  • Presented by: MA. THERESA B. LUALHATI
  • The legislative power is vested in the Congress of the Philippines which consists of the Senate and House of Representatives. The upper house is located in Pasay, while the lower house is located in Quezon City. The district and sectoral representatives are elected for a term of three years. They can be re-elected but they may not run for a fourth consecutive term. Senators are elected to a term of six years. They can be re-elected but may not run for a third consecutive term. The House of Representatives may opt to pass for a vacancy of a legislative seat, which leads to a special election. The winner of the special election will serve the unfinished term of the previous district representative, and will be considered as one elective term. The same rule also applies in the Senate, however it only applies if the seat was vacated before a regular legislative election. The current President of the Senate is Franklin Drilon, while the current Speaker of the House of Representatives is Feliciano Belmonte, Jr.

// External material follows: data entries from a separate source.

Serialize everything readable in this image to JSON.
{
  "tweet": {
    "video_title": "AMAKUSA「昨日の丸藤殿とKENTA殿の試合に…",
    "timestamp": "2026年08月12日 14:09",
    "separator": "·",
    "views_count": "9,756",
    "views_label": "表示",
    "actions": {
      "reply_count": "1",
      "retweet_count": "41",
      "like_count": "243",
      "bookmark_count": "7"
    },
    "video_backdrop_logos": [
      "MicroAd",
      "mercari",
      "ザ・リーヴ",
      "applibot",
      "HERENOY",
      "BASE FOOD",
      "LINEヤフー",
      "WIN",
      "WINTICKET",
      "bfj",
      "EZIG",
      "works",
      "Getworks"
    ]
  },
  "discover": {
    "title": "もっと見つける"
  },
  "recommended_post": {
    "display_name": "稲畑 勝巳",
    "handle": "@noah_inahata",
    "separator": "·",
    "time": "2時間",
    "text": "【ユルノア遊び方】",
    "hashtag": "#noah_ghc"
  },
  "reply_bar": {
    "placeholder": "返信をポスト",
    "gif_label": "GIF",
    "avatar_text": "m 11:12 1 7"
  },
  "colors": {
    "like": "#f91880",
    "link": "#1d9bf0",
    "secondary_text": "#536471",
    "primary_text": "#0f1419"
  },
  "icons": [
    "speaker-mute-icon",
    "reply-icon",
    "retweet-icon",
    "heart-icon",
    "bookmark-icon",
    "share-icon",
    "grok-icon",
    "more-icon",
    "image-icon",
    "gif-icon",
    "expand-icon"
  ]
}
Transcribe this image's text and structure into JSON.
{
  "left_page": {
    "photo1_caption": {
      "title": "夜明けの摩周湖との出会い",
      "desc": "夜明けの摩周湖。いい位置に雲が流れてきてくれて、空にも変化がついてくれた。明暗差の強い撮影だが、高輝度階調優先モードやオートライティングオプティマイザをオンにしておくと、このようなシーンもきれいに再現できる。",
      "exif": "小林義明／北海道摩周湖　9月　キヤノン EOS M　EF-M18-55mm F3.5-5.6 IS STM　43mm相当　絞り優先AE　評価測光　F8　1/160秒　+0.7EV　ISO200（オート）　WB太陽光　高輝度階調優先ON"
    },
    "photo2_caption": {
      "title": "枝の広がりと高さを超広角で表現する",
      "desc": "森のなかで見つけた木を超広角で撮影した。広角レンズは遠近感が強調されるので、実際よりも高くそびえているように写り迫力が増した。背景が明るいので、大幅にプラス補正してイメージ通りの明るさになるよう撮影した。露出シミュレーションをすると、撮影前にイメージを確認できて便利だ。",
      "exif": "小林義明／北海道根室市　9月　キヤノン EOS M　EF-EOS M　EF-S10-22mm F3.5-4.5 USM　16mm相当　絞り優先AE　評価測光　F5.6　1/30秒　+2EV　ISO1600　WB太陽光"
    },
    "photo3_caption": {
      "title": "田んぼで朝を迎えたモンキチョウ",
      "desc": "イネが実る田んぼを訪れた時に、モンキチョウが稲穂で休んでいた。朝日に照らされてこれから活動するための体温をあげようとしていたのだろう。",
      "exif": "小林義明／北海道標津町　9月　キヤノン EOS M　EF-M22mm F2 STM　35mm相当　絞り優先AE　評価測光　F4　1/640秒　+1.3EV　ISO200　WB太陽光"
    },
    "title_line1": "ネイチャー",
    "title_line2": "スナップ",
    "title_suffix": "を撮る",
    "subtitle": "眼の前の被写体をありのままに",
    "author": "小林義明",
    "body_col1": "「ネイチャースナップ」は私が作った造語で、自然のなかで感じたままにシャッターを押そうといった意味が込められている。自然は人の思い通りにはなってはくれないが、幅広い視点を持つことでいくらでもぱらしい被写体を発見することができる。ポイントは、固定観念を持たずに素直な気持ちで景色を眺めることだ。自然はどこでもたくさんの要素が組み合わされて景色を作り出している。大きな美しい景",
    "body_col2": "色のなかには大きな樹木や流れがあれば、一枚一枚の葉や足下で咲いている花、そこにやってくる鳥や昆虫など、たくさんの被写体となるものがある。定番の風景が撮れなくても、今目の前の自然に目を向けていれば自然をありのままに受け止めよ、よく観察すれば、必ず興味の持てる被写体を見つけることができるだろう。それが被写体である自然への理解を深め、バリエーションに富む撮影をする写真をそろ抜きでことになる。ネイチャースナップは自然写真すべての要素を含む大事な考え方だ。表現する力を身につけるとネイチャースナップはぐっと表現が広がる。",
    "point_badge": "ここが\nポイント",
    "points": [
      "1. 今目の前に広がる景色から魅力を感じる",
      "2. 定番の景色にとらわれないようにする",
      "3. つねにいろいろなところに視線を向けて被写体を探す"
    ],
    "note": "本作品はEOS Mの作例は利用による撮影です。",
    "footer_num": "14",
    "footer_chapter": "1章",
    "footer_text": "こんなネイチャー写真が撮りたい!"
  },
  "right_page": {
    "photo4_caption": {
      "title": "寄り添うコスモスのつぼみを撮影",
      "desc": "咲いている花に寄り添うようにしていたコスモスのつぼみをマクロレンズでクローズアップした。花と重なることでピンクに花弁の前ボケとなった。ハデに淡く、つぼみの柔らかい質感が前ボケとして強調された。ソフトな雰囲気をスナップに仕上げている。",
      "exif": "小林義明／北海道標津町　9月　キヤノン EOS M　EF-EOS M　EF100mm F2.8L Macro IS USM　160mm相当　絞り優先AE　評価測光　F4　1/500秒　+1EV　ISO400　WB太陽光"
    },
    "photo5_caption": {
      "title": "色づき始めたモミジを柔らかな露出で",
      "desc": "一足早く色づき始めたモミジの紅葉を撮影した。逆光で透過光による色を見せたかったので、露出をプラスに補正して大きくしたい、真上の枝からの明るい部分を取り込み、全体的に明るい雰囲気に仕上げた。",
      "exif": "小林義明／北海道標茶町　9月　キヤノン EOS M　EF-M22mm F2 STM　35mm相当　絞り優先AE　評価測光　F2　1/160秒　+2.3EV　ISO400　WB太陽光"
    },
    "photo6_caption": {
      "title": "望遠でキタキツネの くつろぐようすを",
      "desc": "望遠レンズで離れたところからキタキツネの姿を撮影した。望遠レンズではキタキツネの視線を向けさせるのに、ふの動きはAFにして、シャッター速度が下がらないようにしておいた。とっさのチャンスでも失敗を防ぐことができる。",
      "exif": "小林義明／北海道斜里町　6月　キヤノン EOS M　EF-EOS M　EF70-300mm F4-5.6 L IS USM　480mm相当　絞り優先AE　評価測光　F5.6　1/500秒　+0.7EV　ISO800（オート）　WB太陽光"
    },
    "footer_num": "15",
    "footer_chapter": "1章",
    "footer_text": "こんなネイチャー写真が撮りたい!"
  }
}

  • The Senate shall be composed of twenty- four Senators who shall be elected at large by the qualified voters of the Philippines, as may be provided by law; the House of Representatives shall be composed of not more than 250 (unless otherwise fixed by law), 20 percent of whom must be Party-list representatives. View slide
  • Legislative Process Congress is responsible for making enabling laws to make sure the spirit of the Constitution is upheld in the country and, at times, amend or change the constitution itself. In order to craft laws, the legislative body comes out with two main documents: Bills and Resolutions. Resolutions convey principles and sentiments of the Senate or the House of Representatives. These resolutions can further be divided into three different elements: Joint Resolutions, Simple Resolutions, Concurrent Resolutions. View slide
  • Bills are laws in the making. They pass into law when they are approved by both houses and the President of the Philippines. A bill may be vetoed by the President, but the House of Representatives may overturn a Presidential veto by garnering a 2/3rds vote. If the President does not act on a proposed law submitted by Congress, it will lapse into law after 30 days of receipt.
  • This article is about a form of legislature. For other uses, see Bicameralism (disambiguation). A bicameral legislature is one in which the legislators are divided into two separate assemblies, chambers or houses. A bicameral legislature is distinguished from a unicameral legislature, in which all of the members deliberate and vote as a single group, and from some legislatures which have three or more separate assemblies, chambers or houses.
  • Most legislatures have a bicameral form. Often, the members of the two chambers are elected or selected using different methods, which varies from country to country. Enactment of laws usually requires the approval of a majority of members in each of the chambers of the legislature. Bicameralism is an essential and defining feature of the classical notion of mixed government. Bicameral legislatures usually require a concurrent majority to pass legislation.
  • THANK YOU! Presented by: MA. THERESA B. LUALHATI